(Assignment):
When responding, copy every record below exactly as it appears.

(Exercise data):
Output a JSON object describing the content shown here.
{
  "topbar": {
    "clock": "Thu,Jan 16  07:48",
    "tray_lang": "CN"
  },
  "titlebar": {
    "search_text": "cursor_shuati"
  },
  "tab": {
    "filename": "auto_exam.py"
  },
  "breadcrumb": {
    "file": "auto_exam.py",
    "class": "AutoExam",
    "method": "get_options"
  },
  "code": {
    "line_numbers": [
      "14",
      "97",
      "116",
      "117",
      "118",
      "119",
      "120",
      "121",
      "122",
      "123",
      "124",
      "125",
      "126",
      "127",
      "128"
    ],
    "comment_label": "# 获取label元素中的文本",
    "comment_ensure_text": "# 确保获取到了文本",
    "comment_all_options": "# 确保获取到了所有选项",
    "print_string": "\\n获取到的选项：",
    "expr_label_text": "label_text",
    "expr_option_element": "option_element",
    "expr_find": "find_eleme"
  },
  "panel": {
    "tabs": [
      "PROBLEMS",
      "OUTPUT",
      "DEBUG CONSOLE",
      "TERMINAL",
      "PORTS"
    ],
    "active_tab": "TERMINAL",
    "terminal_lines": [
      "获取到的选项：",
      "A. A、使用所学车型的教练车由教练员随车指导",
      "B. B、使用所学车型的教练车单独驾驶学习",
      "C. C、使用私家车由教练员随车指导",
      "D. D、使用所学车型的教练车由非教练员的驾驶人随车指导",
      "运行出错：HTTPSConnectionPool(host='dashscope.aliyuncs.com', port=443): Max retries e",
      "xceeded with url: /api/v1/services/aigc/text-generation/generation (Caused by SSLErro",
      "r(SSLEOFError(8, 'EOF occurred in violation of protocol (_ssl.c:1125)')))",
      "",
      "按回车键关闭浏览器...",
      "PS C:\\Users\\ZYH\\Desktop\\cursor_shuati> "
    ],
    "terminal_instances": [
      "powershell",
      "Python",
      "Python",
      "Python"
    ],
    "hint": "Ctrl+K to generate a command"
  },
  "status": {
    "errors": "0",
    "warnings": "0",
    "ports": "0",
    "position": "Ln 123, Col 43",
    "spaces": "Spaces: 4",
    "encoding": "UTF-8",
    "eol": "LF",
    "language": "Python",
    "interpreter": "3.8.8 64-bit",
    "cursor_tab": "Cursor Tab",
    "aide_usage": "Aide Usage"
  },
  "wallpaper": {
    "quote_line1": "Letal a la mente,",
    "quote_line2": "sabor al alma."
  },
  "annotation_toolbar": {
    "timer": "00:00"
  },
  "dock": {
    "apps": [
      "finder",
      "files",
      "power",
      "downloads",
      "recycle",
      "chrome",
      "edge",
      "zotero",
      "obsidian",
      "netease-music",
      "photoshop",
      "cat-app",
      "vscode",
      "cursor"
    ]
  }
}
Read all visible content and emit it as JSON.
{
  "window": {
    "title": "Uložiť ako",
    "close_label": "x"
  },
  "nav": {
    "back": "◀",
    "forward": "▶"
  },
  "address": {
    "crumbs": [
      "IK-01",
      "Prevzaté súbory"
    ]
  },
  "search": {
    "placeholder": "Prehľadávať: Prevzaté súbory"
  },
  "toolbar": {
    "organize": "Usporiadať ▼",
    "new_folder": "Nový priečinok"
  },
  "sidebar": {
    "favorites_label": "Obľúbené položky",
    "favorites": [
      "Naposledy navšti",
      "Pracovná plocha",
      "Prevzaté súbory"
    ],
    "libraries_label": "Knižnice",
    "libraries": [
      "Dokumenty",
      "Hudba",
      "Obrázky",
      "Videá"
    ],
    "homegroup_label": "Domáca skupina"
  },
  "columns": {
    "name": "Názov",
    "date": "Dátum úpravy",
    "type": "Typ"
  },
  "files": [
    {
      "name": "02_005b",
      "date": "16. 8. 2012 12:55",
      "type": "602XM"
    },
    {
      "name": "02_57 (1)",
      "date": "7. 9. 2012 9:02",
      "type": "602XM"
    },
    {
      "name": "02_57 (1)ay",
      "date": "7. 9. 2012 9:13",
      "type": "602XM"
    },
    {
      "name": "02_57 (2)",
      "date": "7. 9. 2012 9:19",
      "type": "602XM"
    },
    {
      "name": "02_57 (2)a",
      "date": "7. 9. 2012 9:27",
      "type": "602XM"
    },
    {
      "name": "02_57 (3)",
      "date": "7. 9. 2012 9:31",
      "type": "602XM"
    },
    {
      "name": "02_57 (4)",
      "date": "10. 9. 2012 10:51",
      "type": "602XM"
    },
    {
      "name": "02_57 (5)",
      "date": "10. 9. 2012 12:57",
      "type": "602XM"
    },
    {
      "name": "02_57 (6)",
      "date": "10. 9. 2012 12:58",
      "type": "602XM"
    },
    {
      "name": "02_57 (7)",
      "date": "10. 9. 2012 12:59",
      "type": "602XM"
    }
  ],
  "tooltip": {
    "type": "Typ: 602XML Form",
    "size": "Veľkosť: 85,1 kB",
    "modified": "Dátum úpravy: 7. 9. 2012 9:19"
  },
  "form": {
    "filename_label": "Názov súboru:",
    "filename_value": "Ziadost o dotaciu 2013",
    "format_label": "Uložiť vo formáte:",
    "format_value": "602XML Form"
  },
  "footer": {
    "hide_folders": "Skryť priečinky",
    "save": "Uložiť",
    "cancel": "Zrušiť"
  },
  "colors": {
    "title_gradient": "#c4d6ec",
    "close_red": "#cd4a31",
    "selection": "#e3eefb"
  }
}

(Task result):
Output a JSON object describing the content shown here.
{
  "topbar": {
    "clock": "Thu,Jan 16  07:48",
    "tray_lang": "CN"
  },
  "titlebar": {
    "search_text": "cursor_shuati"
  },
  "tab": {
    "filename": "auto_exam.py"
  },
  "breadcrumb": {
    "file": "auto_exam.py",
    "class": "AutoExam",
    "method": "get_options"
  },
  "code": {
    "line_numbers": [
      "14",
      "97",
      "116",
      "117",
      "118",
      "119",
      "120",
      "121",
      "122",
      "123",
      "124",
      "125",
      "126",
      "127",
      "128"
    ],
    "comment_label": "# 获取label元素中的文本",
    "comment_ensure_text": "# 确保获取到了文本",
    "comment_all_options": "# 确保获取到了所有选项",
    "print_string": "\\n获取到的选项：",
    "expr_label_text": "label_text",
    "expr_option_element": "option_element",
    "expr_find": "find_eleme"
  },
  "panel": {
    "tabs": [
      "PROBLEMS",
      "OUTPUT",
      "DEBUG CONSOLE",
      "TERMINAL",
      "PORTS"
    ],
    "active_tab": "TERMINAL",
    "terminal_lines": [
      "获取到的选项：",
      "A. A、使用所学车型的教练车由教练员随车指导",
      "B. B、使用所学车型的教练车单独驾驶学习",
      "C. C、使用私家车由教练员随车指导",
      "D. D、使用所学车型的教练车由非教练员的驾驶人随车指导",
      "运行出错：HTTPSConnectionPool(host='dashscope.aliyuncs.com', port=443): Max retries e",
      "xceeded with url: /api/v1/services/aigc/text-generation/generation (Caused by SSLErro",
      "r(SSLEOFError(8, 'EOF occurred in violation of protocol (_ssl.c:1125)')))",
      "",
      "按回车键关闭浏览器...",
      "PS C:\\Users\\ZYH\\Desktop\\cursor_shuati> "
    ],
    "terminal_instances": [
      "powershell",
      "Python",
      "Python",
      "Python"
    ],
    "hint": "Ctrl+K to generate a command"
  },
  "status": {
    "errors": "0",
    "warnings": "0",
    "ports": "0",
    "position": "Ln 123, Col 43",
    "spaces": "Spaces: 4",
    "encoding": "UTF-8",
    "eol": "LF",
    "language": "Python",
    "interpreter": "3.8.8 64-bit",
    "cursor_tab": "Cursor Tab",
    "aide_usage": "Aide Usage"
  },
  "wallpaper": {
    "quote_line1": "Letal a la mente,",
    "quote_line2": "sabor al alma."
  },
  "annotation_toolbar": {
    "timer": "00:00"
  },
  "dock": {
    "apps": [
      "finder",
      "files",
      "power",
      "downloads",
      "recycle",
      "chrome",
      "edge",
      "zotero",
      "obsidian",
      "netease-music",
      "photoshop",
      "cat-app",
      "vscode",
      "cursor"
    ]
  }
}
Read all visible content and emit it as JSON.
{
  "window": {
    "title": "Uložiť ako",
    "close_label": "x"
  },
  "nav": {
    "back": "◀",
    "forward": "▶"
  },
  "address": {
    "crumbs": [
      "IK-01",
      "Prevzaté súbory"
    ]
  },
  "search": {
    "placeholder": "Prehľadávať: Prevzaté súbory"
  },
  "toolbar": {
    "organize": "Usporiadať ▼",
    "new_folder": "Nový priečinok"
  },
  "sidebar": {
    "favorites_label": "Obľúbené položky",
    "favorites": [
      "Naposledy navšti",
      "Pracovná plocha",
      "Prevzaté súbory"
    ],
    "libraries_label": "Knižnice",
    "libraries": [
      "Dokumenty",
      "Hudba",
      "Obrázky",
      "Videá"
    ],
    "homegroup_label": "Domáca skupina"
  },
  "columns": {
    "name": "Názov",
    "date": "Dátum úpravy",
    "type": "Typ"
  },
  "files": [
    {
      "name": "02_005b",
      "date": "16. 8. 2012 12:55",
      "type": "602XM"
    },
    {
      "name": "02_57 (1)",
      "date": "7. 9. 2012 9:02",
      "type": "602XM"
    },
    {
      "name": "02_57 (1)ay",
      "date": "7. 9. 2012 9:13",
      "type": "602XM"
    },
    {
      "name": "02_57 (2)",
      "date": "7. 9. 2012 9:19",
      "type": "602XM"
    },
    {
      "name": "02_57 (2)a",
      "date": "7. 9. 2012 9:27",
      "type": "602XM"
    },
    {
      "name": "02_57 (3)",
      "date": "7. 9. 2012 9:31",
      "type": "602XM"
    },
    {
      "name": "02_57 (4)",
      "date": "10. 9. 2012 10:51",
      "type": "602XM"
    },
    {
      "name": "02_57 (5)",
      "date": "10. 9. 2012 12:57",
      "type": "602XM"
    },
    {
      "name": "02_57 (6)",
      "date": "10. 9. 2012 12:58",
      "type": "602XM"
    },
    {
      "name": "02_57 (7)",
      "date": "10. 9. 2012 12:59",
      "type": "602XM"
    }
  ],
  "tooltip": {
    "type": "Typ: 602XML Form",
    "size": "Veľkosť: 85,1 kB",
    "modified": "Dátum úpravy: 7. 9. 2012 9:19"
  },
  "form": {
    "filename_label": "Názov súboru:",
    "filename_value": "Ziadost o dotaciu 2013",
    "format_label": "Uložiť vo formáte:",
    "format_value": "602XML Form"
  },
  "footer": {
    "hide_folders": "Skryť priečinky",
    "save": "Uložiť",
    "cancel": "Zrušiť"
  },
  "colors": {
    "title_gradient": "#c4d6ec",
    "close_red": "#cd4a31",
    "selection": "#e3eefb"
  }
}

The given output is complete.